But Joab is also well aware of those audience members who’ve been less receptive to Disgraced.
“I know that some audience members have walked out in the middle of the show. It’s a very sensitive play. It will touch a lot of nerves and there’ll be a lot of supporters, there’ll be people against it [and] there’ll be people who’ll just come and see if for entertainment value.”
While audience responses to Disgraced clearly differ significantly, what is it that Joab would like for people to take away from their experience seeing this piece?
“There are so many things I’d like people to take away from it, but one of the things would probably be just the idea of identity and integration,” he explains.
Joab says he’d like people to be aware of the difficulties individuals of various cultural or religious backgrounds often face in their efforts to integrate into a society like Australia.
“If they come up against a wall and feel that they can’t integrate, they’re obviously going to withdraw and return back to their own cultural communities. And when they do that, I think one of the results is that people often will say, ‘They’re not integrating’.
“I’d really like Australians to take on board that it’s not as easy as it appears to be, and I think that everyone does want to integrate, but they might have different roads or avenues as to how they do it. And if they can’t go by one way, they may very well withdraw, but I’d like it if they could either be encouraged or have suggestions [made] as to other avenues they can take to integrate.”

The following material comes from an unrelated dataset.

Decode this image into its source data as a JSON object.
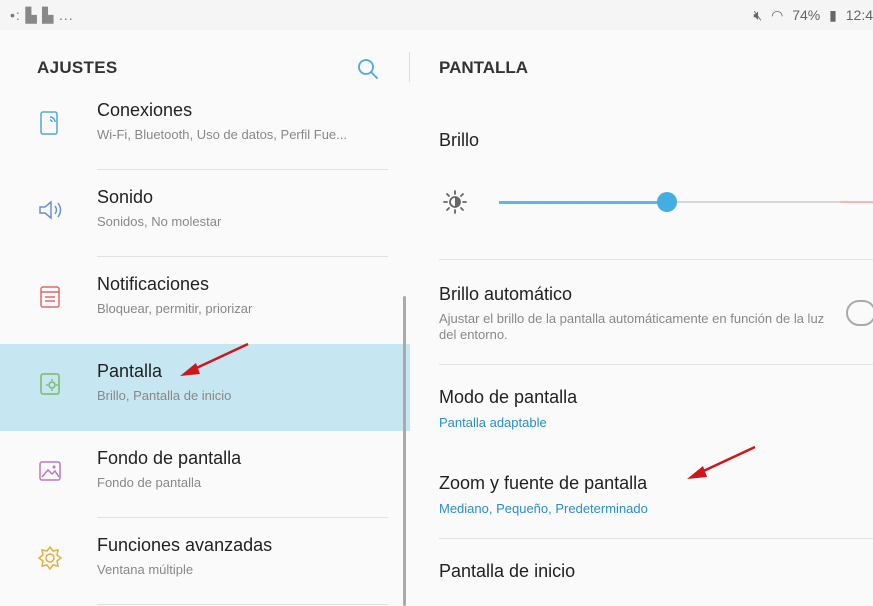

Dates: 16 to 18 June at 8pm, 18 June at 2pm (Audio Described)
Tickets: Adult $59, Conc $54, 30 & Under $45
Bookings: From the Box Office (02) 8839 3399 or www.riversideparramatta.com.au
Venue: Riverside Theatres – Corner of Church and Market Streets, Parramatta